The baby’s father Yogesh had chased the monkey in a bid to get his son back.
The animal eventually left the baby on a neighbour’s roof, but by then, it was too late.
It was heard that the infant died from the injuries caused after being bitten multiple time.
Yogesh told the Times of India: “The main door of the house was open, and my wife was breastfeeding our son, suddenly a monkey barged inside our house and grabbed the child by his neck.
“Before Neha could do anything, the monkey took away our son.
“After a chase, the monkey left our son on a neighbour’s roof but it was too late, Arush was heavily bleeding and had no pulse.”
Arush’s parents took him to a local hospital where he was unfortunately pronounced dead.
These two incidents are examples of the huge problem Agra has with the monkey menace. It has been a problem for the last 10 years.
There are over 25,000 in the city and activists are calling for them to be moved to a sanctuary.
Currently, monkeys are a protected species in India under the Wildlife Protection Act, meaning they cannot be moved from the habitat, sterilised or killed.
Because of the number of monkeys, locals are living in fear in case they are bitten.
Local voluntary agencies have organised a conference where a plan was formulated to control the monkey problem in the Taj City.
It is one of the worst affected cities as monkeys frequently attack tourists and pilgrims.
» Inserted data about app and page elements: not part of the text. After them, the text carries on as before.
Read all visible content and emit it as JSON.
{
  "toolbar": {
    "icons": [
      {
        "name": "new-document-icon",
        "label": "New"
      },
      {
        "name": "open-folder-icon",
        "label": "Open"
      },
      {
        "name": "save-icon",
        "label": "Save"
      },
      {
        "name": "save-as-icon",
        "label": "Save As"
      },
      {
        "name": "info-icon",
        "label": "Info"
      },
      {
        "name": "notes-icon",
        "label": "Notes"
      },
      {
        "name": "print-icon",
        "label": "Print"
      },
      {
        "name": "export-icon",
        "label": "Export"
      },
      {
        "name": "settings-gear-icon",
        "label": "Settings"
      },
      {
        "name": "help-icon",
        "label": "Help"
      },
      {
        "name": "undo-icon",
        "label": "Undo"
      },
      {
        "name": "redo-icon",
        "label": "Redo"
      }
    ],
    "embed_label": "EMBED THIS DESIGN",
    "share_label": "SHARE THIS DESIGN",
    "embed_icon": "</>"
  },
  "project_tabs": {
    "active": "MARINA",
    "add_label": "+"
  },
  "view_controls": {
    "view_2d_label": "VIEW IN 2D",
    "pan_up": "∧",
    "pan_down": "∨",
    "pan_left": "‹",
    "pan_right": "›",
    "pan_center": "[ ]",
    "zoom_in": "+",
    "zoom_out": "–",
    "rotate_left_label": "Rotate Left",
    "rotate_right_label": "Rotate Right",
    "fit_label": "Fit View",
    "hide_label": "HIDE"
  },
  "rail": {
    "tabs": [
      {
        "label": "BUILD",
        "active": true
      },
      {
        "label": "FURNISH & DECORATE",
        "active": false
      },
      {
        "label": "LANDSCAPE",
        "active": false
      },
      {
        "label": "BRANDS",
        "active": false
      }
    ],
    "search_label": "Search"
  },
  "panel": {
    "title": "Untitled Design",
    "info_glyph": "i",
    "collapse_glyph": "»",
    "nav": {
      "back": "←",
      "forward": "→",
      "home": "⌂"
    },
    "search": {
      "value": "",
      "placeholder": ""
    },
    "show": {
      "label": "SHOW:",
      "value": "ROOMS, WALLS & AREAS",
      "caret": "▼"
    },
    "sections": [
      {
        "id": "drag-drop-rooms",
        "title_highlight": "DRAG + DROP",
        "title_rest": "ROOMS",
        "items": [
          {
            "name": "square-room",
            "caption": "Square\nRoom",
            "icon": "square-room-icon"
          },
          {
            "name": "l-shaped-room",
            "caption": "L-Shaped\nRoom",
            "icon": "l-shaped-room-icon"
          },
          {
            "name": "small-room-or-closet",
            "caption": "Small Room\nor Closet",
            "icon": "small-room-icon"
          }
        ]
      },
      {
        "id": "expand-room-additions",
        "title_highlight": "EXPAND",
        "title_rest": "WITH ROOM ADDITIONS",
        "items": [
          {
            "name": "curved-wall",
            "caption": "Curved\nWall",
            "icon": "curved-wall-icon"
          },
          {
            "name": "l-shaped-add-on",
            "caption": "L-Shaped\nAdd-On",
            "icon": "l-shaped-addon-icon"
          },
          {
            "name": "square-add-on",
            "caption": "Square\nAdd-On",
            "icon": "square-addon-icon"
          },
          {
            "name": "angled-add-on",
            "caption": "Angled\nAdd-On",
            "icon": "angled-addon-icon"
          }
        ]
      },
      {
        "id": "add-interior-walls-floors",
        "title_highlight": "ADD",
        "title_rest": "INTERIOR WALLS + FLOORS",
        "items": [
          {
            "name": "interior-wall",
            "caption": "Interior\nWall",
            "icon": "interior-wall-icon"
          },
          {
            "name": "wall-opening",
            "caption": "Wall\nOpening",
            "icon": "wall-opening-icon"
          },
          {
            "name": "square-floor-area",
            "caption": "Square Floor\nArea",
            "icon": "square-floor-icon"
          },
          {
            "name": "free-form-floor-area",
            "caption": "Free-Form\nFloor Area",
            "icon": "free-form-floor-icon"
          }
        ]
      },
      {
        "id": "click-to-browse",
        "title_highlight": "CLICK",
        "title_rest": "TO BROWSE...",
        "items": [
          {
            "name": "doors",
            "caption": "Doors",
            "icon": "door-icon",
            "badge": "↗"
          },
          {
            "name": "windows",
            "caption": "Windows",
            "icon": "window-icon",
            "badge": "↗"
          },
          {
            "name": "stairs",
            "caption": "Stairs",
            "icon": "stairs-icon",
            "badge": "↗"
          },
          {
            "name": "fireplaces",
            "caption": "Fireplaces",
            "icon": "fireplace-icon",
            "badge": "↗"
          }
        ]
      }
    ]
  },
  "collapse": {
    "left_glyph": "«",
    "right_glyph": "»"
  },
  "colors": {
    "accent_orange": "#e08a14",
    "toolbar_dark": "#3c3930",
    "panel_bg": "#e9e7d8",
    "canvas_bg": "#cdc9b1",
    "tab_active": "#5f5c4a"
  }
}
The incidents of Bhooran and Arush are examples where monkey attacks in India have been fatal.